Mixture of sleet and freezing rain expected in Jefferson County during morning hours


Jefferson County residents can expect a mixture of sleet and freezing rain after 6 a.m, today, according to meteorologist Marty Trexler of the National Weather Service’s North Little Rock office.

Trexler said the county is among 10 in the state’s southeastern sector that are included in a winter weather advisory that the NWS issued Monday afternoon. Along with Jefferson, other counties in the advisory area were Arkansas, Bradley, Calhoun, Cleveland, Desha, Drew, Lincoln, Monroe and Ouachita. The advisory was to be in effect from 6 a.m. to 3 p.m.

“Primary impacts will likely be to tree branches and power lines,” the advisory stated. “As much as a tenth of an inch is forecast, which could possibly down some trees or power lines easier than normal thanks to saturated grounds” because of weekend rains. Fortunately, however, soil temperatures have been “quite high,” so “glazing” of roadways seems less likely. Nevertheless, some bridges and elevated road surfaces could ice over, creating traffic hazards.

“Pine Bluff’s far enough north that I think it could wind up having a morning similar to Monday,” Trexler said. “We were forecasting Monday’s overnight lows to be in the mid to upper 20s, so it’s going to be below freezing Tuesday morning. Temperatures should warm up to 34 or 35 degrees by the afternoon and the precipitation is expected to change completely to rain, but keep an eye on conditions — even then it’ll be too close to freezing.”

Trexler figures the sleet and freezing rain won’t strike the Pine Bluff area until a few hours after 6 a.m.

A winter weather advisory means that periods of snow, sleet or freezing rain will cause travel difficulties. Persons within the advisory zone should be prepared for slippery roads and limited visibilities.

“Use caution while driving,” Trexler urged.

The precipitation is coming out of the south and southwest from Louisiana and Texas.

Elsewhere in Southeast Arkansas, Ashley and Chicot counties were placed under an ice storm warning Monday afternoon. The warning was effective until 6 p.m. tonight.

An ice storm warning means severe winter weather conditions are expected or occurring. Significant amounts of ice accumulations were expected to make travel dangerous or even impossible. Ice accumulations and winds were forecast to lead to snapped power lines and falling tree branches. Freezing rain began Monday and was forecast to taper to freezing drizzle overnight before developing again between 3 and 7 a.m. today and continuing through the day.
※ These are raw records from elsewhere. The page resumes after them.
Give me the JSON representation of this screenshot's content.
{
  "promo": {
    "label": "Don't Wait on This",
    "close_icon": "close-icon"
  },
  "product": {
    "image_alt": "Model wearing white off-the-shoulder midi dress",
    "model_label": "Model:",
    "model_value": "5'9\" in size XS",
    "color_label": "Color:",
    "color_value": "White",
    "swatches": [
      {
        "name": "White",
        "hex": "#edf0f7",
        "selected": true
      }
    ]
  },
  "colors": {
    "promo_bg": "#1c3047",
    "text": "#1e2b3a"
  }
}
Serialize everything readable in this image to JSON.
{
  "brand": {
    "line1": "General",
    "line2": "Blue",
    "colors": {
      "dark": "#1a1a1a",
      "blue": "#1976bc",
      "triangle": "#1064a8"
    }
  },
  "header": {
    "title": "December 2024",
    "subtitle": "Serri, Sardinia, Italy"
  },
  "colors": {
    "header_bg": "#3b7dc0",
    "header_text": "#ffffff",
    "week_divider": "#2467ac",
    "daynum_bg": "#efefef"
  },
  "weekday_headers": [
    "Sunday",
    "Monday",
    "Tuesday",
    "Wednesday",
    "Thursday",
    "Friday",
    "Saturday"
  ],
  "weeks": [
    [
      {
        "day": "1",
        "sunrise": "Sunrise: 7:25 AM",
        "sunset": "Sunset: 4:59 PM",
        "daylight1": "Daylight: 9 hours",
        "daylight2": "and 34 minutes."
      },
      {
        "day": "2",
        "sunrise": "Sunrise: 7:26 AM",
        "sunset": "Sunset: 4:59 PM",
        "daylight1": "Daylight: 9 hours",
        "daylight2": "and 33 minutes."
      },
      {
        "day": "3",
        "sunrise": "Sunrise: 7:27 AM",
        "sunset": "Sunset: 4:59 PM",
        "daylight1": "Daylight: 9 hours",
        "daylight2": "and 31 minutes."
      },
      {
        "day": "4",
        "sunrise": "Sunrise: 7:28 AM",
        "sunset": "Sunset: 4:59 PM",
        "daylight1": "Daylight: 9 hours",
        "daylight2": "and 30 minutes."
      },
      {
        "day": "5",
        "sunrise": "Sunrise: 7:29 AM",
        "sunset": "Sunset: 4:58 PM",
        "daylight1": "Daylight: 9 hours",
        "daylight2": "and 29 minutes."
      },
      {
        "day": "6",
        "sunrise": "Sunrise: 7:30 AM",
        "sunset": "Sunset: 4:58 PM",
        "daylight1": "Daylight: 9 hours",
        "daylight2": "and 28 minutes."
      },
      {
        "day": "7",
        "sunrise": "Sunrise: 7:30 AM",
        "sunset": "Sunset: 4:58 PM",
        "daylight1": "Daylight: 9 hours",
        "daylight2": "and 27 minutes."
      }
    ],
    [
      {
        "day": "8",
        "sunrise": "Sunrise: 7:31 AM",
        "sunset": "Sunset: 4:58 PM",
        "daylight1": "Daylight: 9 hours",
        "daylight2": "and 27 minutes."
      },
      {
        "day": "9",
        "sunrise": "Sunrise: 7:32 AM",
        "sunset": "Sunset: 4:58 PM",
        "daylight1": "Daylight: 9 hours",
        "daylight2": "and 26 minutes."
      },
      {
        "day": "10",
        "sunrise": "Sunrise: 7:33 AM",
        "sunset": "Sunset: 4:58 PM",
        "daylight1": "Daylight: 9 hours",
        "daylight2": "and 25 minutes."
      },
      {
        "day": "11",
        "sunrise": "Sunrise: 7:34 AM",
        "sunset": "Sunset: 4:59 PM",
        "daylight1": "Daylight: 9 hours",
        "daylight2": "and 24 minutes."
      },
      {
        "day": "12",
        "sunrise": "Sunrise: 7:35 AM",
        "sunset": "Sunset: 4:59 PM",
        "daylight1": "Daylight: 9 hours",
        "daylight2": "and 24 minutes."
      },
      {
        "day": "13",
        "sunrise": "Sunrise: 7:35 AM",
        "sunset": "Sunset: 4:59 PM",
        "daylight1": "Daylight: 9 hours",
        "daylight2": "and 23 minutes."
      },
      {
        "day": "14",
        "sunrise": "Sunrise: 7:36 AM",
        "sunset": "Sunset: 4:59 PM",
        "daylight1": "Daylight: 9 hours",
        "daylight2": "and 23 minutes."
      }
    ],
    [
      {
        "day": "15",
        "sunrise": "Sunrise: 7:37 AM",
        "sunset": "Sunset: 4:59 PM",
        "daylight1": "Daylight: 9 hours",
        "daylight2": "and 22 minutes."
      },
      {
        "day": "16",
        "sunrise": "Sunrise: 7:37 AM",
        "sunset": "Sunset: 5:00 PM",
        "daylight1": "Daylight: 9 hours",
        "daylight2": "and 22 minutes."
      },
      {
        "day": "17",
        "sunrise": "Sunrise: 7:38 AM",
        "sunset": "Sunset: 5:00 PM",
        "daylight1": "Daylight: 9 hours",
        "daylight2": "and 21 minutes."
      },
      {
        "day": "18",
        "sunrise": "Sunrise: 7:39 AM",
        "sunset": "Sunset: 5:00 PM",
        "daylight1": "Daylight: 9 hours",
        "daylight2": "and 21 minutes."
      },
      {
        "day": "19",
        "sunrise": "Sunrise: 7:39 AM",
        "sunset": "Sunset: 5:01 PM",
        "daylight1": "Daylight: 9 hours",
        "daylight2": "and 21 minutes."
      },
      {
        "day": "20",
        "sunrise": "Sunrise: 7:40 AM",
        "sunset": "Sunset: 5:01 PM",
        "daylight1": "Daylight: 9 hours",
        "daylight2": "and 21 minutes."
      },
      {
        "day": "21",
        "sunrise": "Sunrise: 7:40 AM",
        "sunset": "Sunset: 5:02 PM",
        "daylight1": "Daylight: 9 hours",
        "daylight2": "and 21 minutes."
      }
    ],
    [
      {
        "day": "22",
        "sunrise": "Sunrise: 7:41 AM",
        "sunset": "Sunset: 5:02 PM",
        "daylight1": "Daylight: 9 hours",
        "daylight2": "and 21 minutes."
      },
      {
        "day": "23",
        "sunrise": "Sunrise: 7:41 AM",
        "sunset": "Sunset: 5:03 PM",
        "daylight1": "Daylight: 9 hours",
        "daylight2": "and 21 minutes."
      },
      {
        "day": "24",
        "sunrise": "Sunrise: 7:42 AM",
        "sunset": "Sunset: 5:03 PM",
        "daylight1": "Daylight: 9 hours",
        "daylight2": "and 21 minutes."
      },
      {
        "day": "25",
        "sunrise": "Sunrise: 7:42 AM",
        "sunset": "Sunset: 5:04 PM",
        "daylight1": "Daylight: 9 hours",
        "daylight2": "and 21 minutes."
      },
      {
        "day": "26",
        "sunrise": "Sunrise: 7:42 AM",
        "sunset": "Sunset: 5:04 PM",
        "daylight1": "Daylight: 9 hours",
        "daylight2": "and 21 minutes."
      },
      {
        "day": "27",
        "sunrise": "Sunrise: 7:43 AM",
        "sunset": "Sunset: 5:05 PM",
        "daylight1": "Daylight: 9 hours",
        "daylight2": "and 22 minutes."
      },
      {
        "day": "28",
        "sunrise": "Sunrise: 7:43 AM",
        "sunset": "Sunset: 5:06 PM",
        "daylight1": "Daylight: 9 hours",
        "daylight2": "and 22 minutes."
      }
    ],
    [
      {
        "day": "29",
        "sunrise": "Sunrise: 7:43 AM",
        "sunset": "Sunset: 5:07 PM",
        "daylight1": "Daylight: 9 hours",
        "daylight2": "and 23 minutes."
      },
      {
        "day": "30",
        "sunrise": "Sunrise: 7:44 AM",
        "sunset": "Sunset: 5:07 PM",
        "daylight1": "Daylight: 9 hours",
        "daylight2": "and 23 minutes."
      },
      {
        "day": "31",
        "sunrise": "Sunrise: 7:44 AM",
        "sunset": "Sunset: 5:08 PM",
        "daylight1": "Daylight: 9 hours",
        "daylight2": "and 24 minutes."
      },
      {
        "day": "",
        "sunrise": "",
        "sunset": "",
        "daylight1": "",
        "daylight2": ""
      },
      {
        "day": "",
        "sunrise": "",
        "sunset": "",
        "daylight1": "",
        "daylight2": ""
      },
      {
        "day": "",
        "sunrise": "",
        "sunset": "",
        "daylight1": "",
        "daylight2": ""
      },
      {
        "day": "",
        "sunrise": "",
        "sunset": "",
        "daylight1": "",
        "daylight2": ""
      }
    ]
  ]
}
The warning area stretches from Louisiana into Arkansas and Mississippi.

Ice accumulation was expected to be around a quarter of an inch on Monday. Up to a half an inch more is possible today.